DocTIS’ results and the origin of a universal diagnostic tool for inflammatory diseases

DocTIS Scientific Publication

The scientific article “Interpretable Inflammation Landscape of Circulating Immune Cells”, recently published in bioRxiv, an open-access preprint repository for the biological sciences, leverages data from the DocTIS project.

In this investigation, a comprehensive single-cell atlas was crafted, encompassing over two million peripheral blood mononuclear cells (PBMCs) obtained from 356 patients afflicted by 18 distinct inflammatory diseases and healthy controls. A significant portion of the sequencing data (79%) was either internally generated or provided by collaborators. Notably, the DocTIS initiative played a pivotal role, providing the data for 184 patients (+50%) of six immune-mediated disorders including: Rheumatoid Arthritis (RA), Psoriatic Arthritis (PSA), Crohn’s Disease (CD), Ulcerative Colitis (UC), Psoriasis (PS), and Systemic Lupus Erythematosus (SLE), as well as healthy subjects.

Furthermore, many of the article’s authors are participants in DocTIS and represent the project’s partner organizations: the Centro Nacional de Análisis Genómico (CNAG), Institut d’Investigacions Biomèdiques August Pi i Sunyer (IDIBAPS), Vall d’Hebron Research Institute, IMIDomics, Cardiff University, University of Verona, and Charité-Universitätsmedizin Berlin.

The study provides compelling evidence for the potential of using circulating immune cells as a liquid biopsy for Immune mediated inflammatory diseases (IMIDs) diagnostics, when combined with the use of single-cell technologies and advanced machine learning models. These models represent a cornerstone for the development of classifiers for inflammatory diseases and, ultimately, as potential precision diagnostic tools for clinical applications.

 

Summary of the article:

Inflammation, a biological response with both physiological and pathological implications, has been the subject of extensive research.

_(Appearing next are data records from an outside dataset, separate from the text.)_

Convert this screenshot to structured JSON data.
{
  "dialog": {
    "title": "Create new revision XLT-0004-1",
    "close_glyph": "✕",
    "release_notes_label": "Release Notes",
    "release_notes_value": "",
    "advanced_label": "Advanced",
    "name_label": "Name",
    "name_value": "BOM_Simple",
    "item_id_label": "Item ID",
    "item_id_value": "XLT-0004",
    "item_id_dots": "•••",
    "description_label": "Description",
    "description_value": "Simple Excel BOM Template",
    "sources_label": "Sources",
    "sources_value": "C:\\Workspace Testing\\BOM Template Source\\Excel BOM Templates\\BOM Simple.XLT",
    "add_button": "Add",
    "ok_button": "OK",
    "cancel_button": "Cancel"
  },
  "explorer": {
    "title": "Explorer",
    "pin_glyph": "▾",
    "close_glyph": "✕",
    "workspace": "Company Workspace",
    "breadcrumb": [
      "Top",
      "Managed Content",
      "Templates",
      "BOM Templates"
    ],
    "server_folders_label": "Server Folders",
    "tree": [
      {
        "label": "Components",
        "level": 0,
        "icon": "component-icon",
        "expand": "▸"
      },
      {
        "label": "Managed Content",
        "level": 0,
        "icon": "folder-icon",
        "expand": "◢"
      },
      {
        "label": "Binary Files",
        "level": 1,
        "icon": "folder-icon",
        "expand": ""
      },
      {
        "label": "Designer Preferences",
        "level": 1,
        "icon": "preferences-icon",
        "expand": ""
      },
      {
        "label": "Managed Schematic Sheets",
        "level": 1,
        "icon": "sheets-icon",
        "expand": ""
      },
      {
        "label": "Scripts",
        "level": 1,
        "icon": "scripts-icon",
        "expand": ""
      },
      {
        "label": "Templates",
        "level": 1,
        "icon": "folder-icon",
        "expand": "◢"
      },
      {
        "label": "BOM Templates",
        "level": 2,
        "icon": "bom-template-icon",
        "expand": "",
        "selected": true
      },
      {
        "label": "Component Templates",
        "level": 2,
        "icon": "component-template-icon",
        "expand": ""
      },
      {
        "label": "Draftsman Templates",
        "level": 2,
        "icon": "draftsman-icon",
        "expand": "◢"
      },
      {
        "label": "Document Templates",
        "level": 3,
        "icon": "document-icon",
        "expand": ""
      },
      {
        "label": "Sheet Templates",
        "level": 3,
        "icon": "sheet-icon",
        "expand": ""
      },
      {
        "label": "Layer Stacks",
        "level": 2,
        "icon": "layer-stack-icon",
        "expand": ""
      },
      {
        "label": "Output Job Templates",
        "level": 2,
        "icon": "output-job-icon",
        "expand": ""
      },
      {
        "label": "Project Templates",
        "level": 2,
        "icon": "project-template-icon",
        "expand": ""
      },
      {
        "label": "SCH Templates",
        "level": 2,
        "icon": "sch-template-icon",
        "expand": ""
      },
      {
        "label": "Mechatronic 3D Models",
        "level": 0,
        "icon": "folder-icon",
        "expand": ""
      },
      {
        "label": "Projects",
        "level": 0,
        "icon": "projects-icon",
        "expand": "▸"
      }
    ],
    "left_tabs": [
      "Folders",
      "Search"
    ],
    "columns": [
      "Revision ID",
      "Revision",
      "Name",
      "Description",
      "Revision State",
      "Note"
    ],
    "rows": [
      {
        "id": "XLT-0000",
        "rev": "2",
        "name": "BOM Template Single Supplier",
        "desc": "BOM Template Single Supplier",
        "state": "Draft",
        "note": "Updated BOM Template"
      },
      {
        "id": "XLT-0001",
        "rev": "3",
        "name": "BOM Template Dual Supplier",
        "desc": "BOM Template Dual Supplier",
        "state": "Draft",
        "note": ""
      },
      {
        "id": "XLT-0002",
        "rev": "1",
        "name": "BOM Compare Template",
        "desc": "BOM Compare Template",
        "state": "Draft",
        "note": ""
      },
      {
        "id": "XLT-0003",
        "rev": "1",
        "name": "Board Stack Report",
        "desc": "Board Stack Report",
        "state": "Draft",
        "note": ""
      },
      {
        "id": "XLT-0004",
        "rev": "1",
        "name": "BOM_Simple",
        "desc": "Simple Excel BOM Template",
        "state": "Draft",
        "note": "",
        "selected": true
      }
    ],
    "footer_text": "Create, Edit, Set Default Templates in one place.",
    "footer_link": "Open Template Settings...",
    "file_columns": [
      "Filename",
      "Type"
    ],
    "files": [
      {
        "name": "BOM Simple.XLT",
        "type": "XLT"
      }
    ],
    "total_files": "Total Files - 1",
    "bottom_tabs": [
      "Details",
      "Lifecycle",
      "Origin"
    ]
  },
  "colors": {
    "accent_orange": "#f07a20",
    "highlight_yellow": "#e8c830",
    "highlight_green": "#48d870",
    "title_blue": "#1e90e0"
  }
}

While controlled inflammation aids in restoring homeostasis, dysregulated inflammatory responses can lead to adverse outcomes. Recent advancements have allowed for the characterization of acute and chronic inflammation in specific diseases, primarily through the application of single-cell sequencing. This technique has been instrumental in identifying alterations in cell type composition and disease-driving mechanisms, thereby highlighting potential therapeutic targets.

Despite these advancements, a comprehensive map detailing immune cell states across various diseases and effectively charting immune plasticity in inflammatory diseases remains elusive. To address this gap, researchers have integrated single-cell transcriptomic data of immune circulating cells across a multitude of diseases, analysing a large number of cells to extract a full spectrum of features representing inflammatory processes. This approach has facilitated the generation of an interpretable model of inflammation in circulating immune cells.

DocTIS Scientific publication graphic
Inflammation Landscape of Circulating Immune Cells

Leveraging advances in single-cell genomics, researchers have been able to delineate the full spectrum of immune cell activation underlying inflammatory processes during infection, immune-mediated inflammatory diseases, and cancer. The use of sequencing technologies has enabled unbiased immuno-phenotyping of single cells, providing comprehensive cellular landscapes without the need for prior knowledge.

The researchers employed a three-phase analysis strategy, beginning with the evaluation of well-known inflammation-related patterns, followed by the unsupervised discovery of interpretable biomarkers associated to cell types and diseases, and culminating in patient classification. This approach has paved the way for the development of precision medicine diagnostic tools for patients experiencing severe acute or chronic inflammation.

 

In conclusion, the researchers have generated a comprehensive landscape of inflammation in circulating immune cells from acute and chronic inflammatory diseases using single-cell genomics. By employing advanced machine learning pipelines, they have developed interpretable models for biomarker identification. Furthermore, they have classified patients based on generative models that have learned the full inflammatory feature space across cell types and diseases, thereby paving the way for a universal diagnostic tool for inflammatory diseases.

 

Access the full article here: https://www.biorxiv.org/content/10.1101/2023.11.28.568839v1

DocTIS’ results and the origin of a universal diagnostic tool for inflammatory diseases